» What is needed
Lines in the data below that contain the word "documents" are to be copied.

» Provided information
----------------------------------------
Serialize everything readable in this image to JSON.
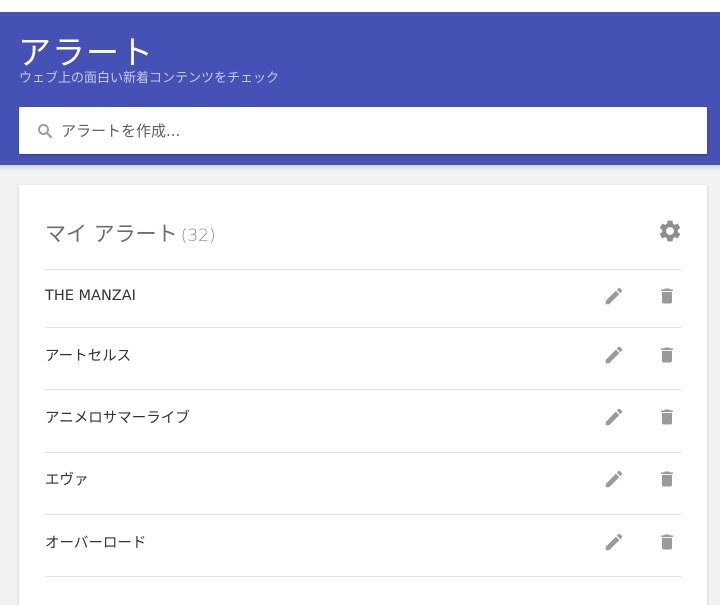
{
  "header": {
    "title": "アラート",
    "subtitle": "ウェブ上の面白い新着コンテンツをチェック",
    "background_color": "#4551b4"
  },
  "search": {
    "icon": "search-icon",
    "placeholder": "アラートを作成..."
  },
  "my_alerts": {
    "title": "マイ アラート",
    "count": "(32)",
    "settings_icon": "gear-icon",
    "items": [
      {
        "label": "THE MANZAI",
        "edit_icon": "pencil-icon",
        "delete_icon": "trash-icon"
      },
      {
        "label": "アートセルス",
        "edit_icon": "pencil-icon",
        "delete_icon": "trash-icon"
      },
      {
        "label": "アニメロサマーライブ",
        "edit_icon": "pencil-icon",
        "delete_icon": "trash-icon"
      },
      {
        "label": "エヴァ",
        "edit_icon": "pencil-icon",
        "delete_icon": "trash-icon"
      },
      {
        "label": "オーバーロード",
        "edit_icon": "pencil-icon",
        "delete_icon": "trash-icon"
      }
    ]
  }
}
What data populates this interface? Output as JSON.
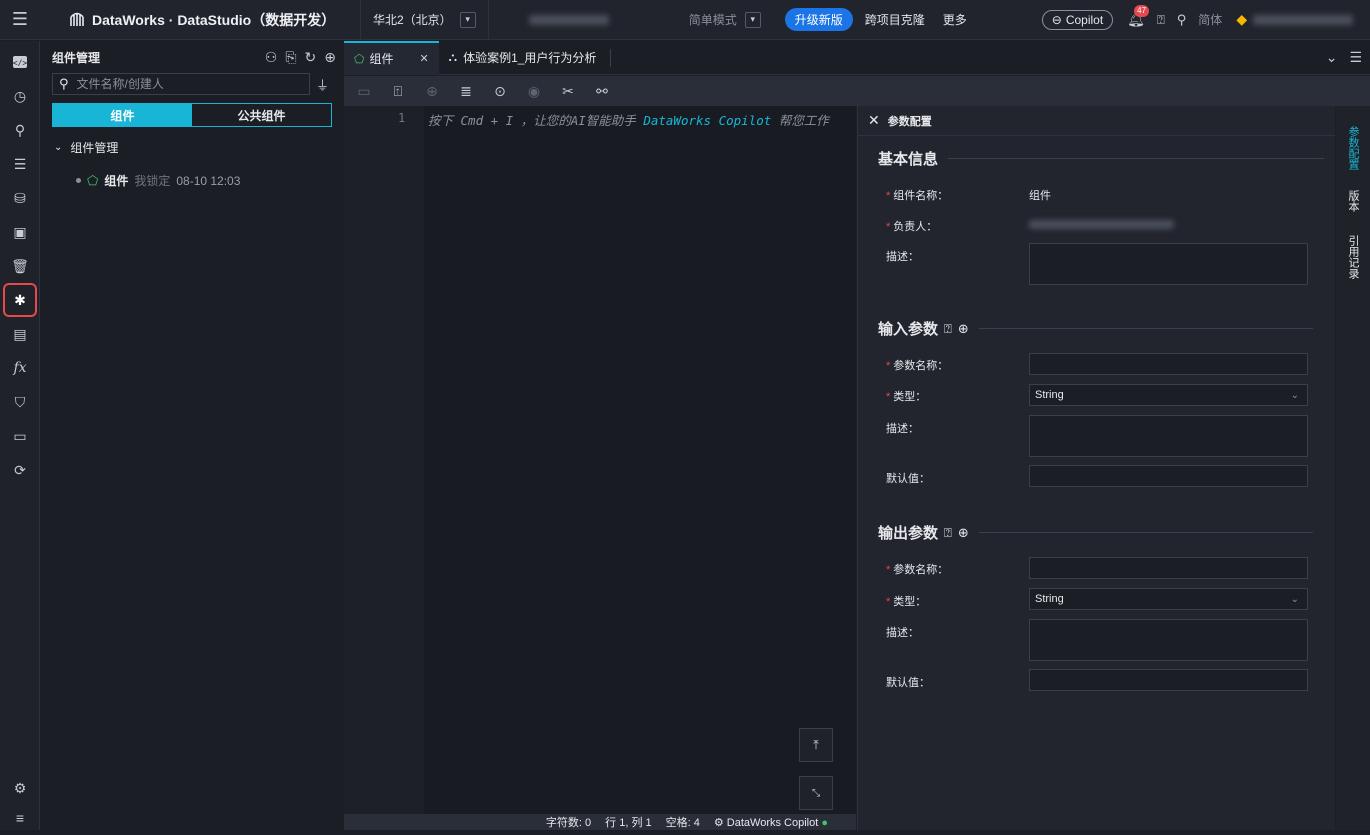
{
  "topbar": {
    "app_title": "DataWorks · DataStudio（数据开发）",
    "region": "华北2（北京）",
    "mode": "简单模式",
    "upgrade": "升级新版",
    "cross_project": "跨项目克隆",
    "more": "更多",
    "copilot": "Copilot",
    "notification_count": "47",
    "lang": "简体"
  },
  "rail": {
    "items": [
      "code-icon",
      "clock-icon",
      "search-icon",
      "list-icon",
      "database-icon",
      "briefcase-icon",
      "trash-icon",
      "component-icon",
      "table-icon",
      "function-icon",
      "shield-icon",
      "report-icon",
      "analysis-icon"
    ],
    "bottom": [
      "settings-icon",
      "menu-icon"
    ],
    "function_label": "fx"
  },
  "sidebar": {
    "title": "组件管理",
    "search_placeholder": "文件名称/创建人",
    "seg_components": "组件",
    "seg_public": "公共组件",
    "tree_root": "组件管理",
    "leaf_name": "组件",
    "leaf_lock": "我锁定",
    "leaf_time": "08-10 12:03"
  },
  "tabs": {
    "tab1": "组件",
    "tab2": "体验案例1_用户行为分析"
  },
  "editor": {
    "line_number": "1",
    "hint_prefix": "按下 Cmd + I ，让您的AI智能助手 ",
    "hint_brand": "DataWorks Copilot",
    "hint_suffix": " 帮您工作"
  },
  "statusbar": {
    "chars": "字符数: 0",
    "pos": "行 1, 列 1",
    "spaces": "空格: 4",
    "copilot": "DataWorks Copilot"
  },
  "panel": {
    "title": "参数配置",
    "basic": "基本信息",
    "name_label": "组件名称：",
    "name_value": "组件",
    "owner_label": "负责人：",
    "desc_label": "描述：",
    "input_params": "输入参数",
    "output_params": "输出参数",
    "param_name_label": "参数名称：",
    "type_label": "类型：",
    "type_value": "String",
    "default_label": "默认值："
  },
  "vtabs": {
    "params": "参数配置",
    "version": "版本",
    "refs": "引用记录"
  }
}
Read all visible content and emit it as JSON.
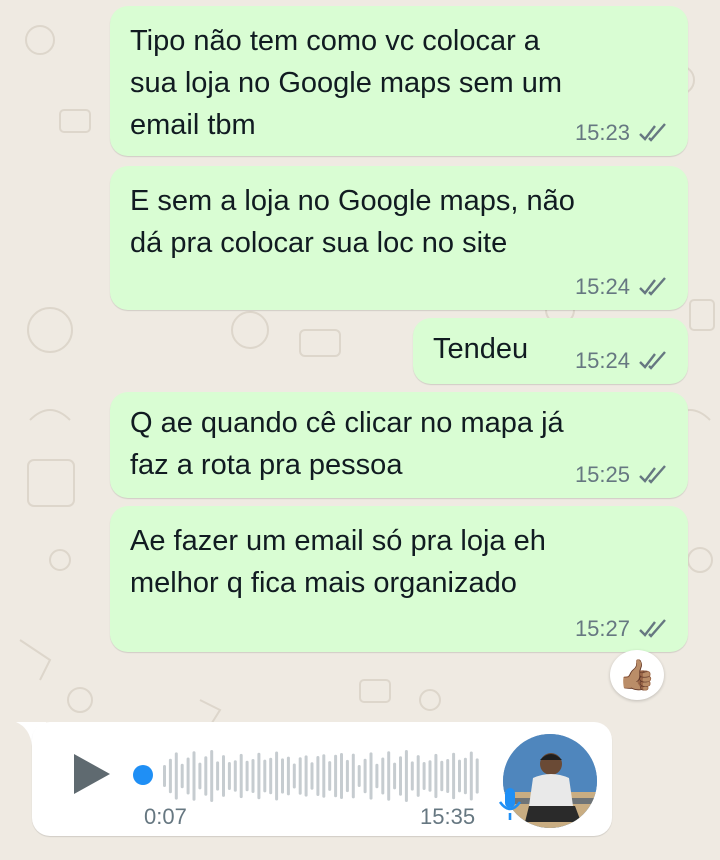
{
  "messages": [
    {
      "text": "Tipo não tem como vc colocar a\nsua loja no Google maps sem um\nemail tbm",
      "time": "15:23"
    },
    {
      "text": "E sem a loja no Google maps, não\ndá pra colocar sua loc no site",
      "time": "15:24"
    },
    {
      "text": "Tendeu",
      "time": "15:24"
    },
    {
      "text": "Q ae quando cê clicar no mapa já\nfaz a rota pra pessoa",
      "time": "15:25"
    },
    {
      "text": "Ae fazer um email só pra loja eh\nmelhor q fica mais organizado",
      "time": "15:27"
    }
  ],
  "reaction": {
    "emoji": "👍🏽"
  },
  "voice_message": {
    "duration": "0:07",
    "time": "15:35",
    "progress": 0,
    "icons": [
      "play-icon",
      "microphone-icon"
    ]
  },
  "colors": {
    "outgoing_bubble": "#d9fdd3",
    "incoming_bubble": "#ffffff",
    "chat_background": "#efeae2",
    "tick_color": "#667781",
    "progress_dot": "#1f8ff5"
  }
}
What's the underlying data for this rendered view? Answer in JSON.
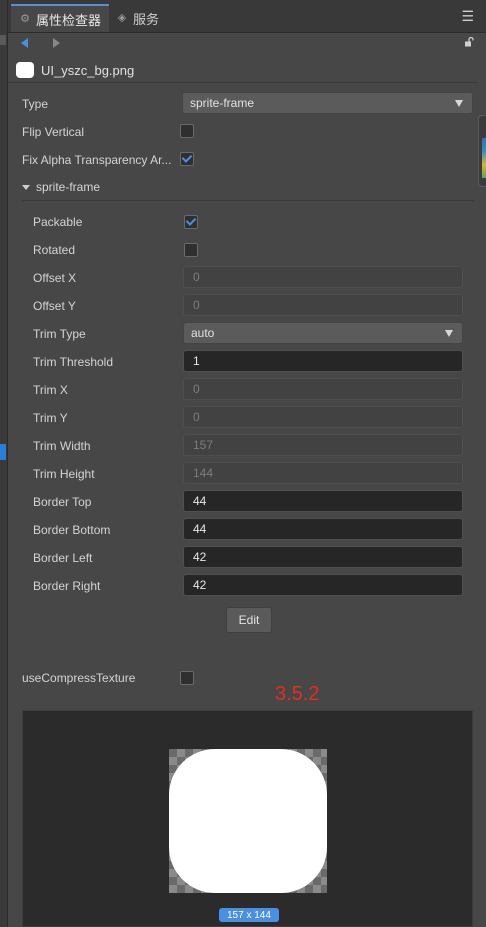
{
  "tabs": [
    {
      "label": "属性检查器",
      "icon": "gear-icon"
    },
    {
      "label": "服务",
      "icon": "eye-icon"
    }
  ],
  "asset": {
    "name": "UI_yszc_bg.png"
  },
  "props": {
    "type_label": "Type",
    "type_value": "sprite-frame",
    "flip_label": "Flip Vertical",
    "flip_checked": false,
    "fixalpha_label": "Fix Alpha Transparency Ar...",
    "fixalpha_checked": true
  },
  "section": {
    "title": "sprite-frame"
  },
  "sprite_frame": {
    "packable_label": "Packable",
    "packable_checked": true,
    "rotated_label": "Rotated",
    "rotated_checked": false,
    "offset_x_label": "Offset X",
    "offset_x": "0",
    "offset_y_label": "Offset Y",
    "offset_y": "0",
    "trim_type_label": "Trim Type",
    "trim_type": "auto",
    "trim_threshold_label": "Trim Threshold",
    "trim_threshold": "1",
    "trim_x_label": "Trim X",
    "trim_x": "0",
    "trim_y_label": "Trim Y",
    "trim_y": "0",
    "trim_width_label": "Trim Width",
    "trim_width": "157",
    "trim_height_label": "Trim Height",
    "trim_height": "144",
    "border_top_label": "Border Top",
    "border_top": "44",
    "border_bottom_label": "Border Bottom",
    "border_bottom": "44",
    "border_left_label": "Border Left",
    "border_left": "42",
    "border_right_label": "Border Right",
    "border_right": "42",
    "edit_label": "Edit"
  },
  "compress": {
    "label": "useCompressTexture",
    "checked": false
  },
  "version_text": "3.5.2",
  "preview": {
    "size_label": "157 x 144"
  },
  "colors": {
    "accent": "#4a90e2",
    "version_red": "#e03020",
    "background": "#474747"
  }
}
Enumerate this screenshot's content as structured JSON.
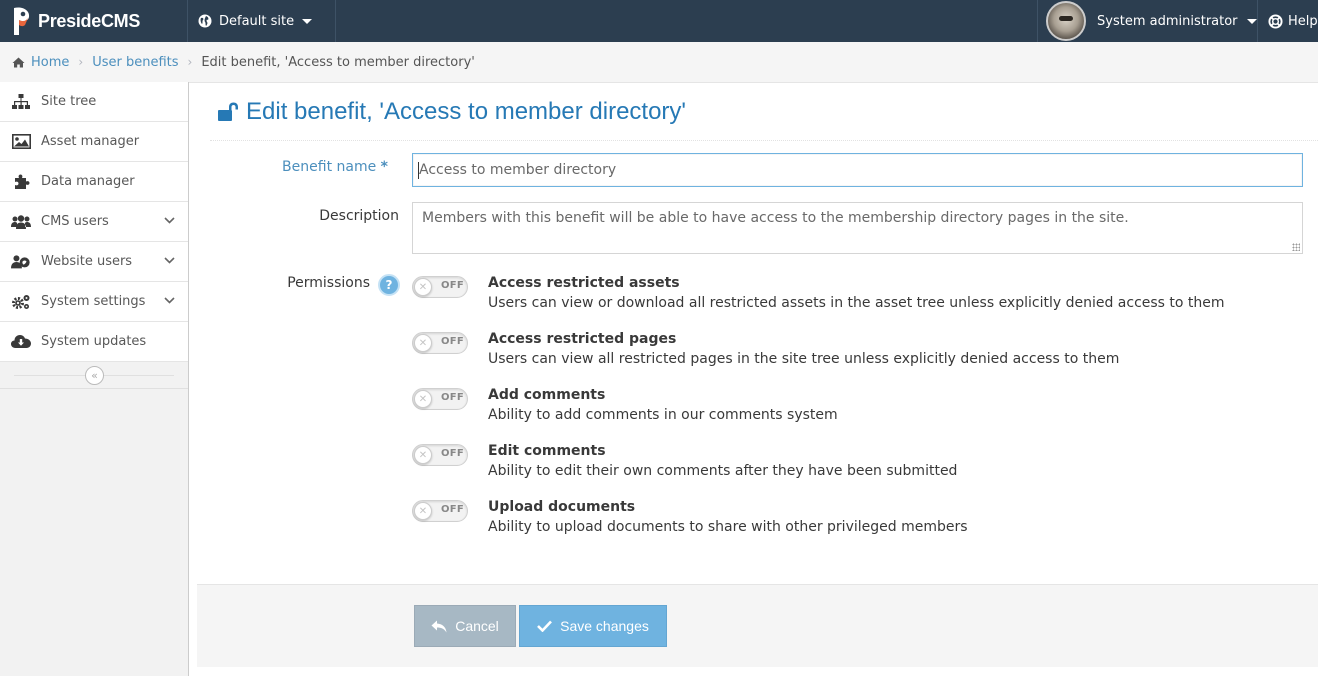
{
  "navbar": {
    "brand_main": "Preside",
    "brand_suffix": "CMS",
    "site": "Default site",
    "user": "System administrator",
    "help": "Help"
  },
  "breadcrumb": {
    "items": [
      "Home",
      "User benefits"
    ],
    "current": "Edit benefit, 'Access to member directory'"
  },
  "sidebar": {
    "items": [
      {
        "label": "Site tree",
        "icon": "sitemap-icon",
        "expandable": false
      },
      {
        "label": "Asset manager",
        "icon": "picture-icon",
        "expandable": false
      },
      {
        "label": "Data manager",
        "icon": "puzzle-icon",
        "expandable": false
      },
      {
        "label": "CMS users",
        "icon": "group-icon",
        "expandable": true
      },
      {
        "label": "Website users",
        "icon": "users-icon",
        "expandable": true
      },
      {
        "label": "System settings",
        "icon": "cogs-icon",
        "expandable": true
      },
      {
        "label": "System updates",
        "icon": "cloud-download-icon",
        "expandable": false
      }
    ]
  },
  "page": {
    "title": "Edit benefit, 'Access to member directory'"
  },
  "form": {
    "name_label": "Benefit name",
    "required_mark": "*",
    "name_value": "Access to member directory",
    "description_label": "Description",
    "description_value": "Members with this benefit will be able to have access to the membership directory pages in the site.",
    "permissions_label": "Permissions",
    "help_badge": "?",
    "toggle_off_text": "OFF",
    "permissions": [
      {
        "title": "Access restricted assets",
        "description": "Users can view or download all restricted assets in the asset tree unless explicitly denied access to them",
        "enabled": false
      },
      {
        "title": "Access restricted pages",
        "description": "Users can view all restricted pages in the site tree unless explicitly denied access to them",
        "enabled": false
      },
      {
        "title": "Add comments",
        "description": "Ability to add comments in our comments system",
        "enabled": false
      },
      {
        "title": "Edit comments",
        "description": "Ability to edit their own comments after they have been submitted",
        "enabled": false
      },
      {
        "title": "Upload documents",
        "description": "Ability to upload documents to share with other privileged members",
        "enabled": false
      }
    ],
    "cancel_label": "Cancel",
    "save_label": "Save changes"
  },
  "colors": {
    "navbar": "#2c3e50",
    "accent": "#2679b5",
    "link": "#4c8fbd",
    "save_button": "#6fb3e0",
    "cancel_button": "#a7b8c4"
  }
}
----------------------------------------
» Task answer
        "title": "Upload documents",
        "description": "Ability to upload documents to share with other privileged members",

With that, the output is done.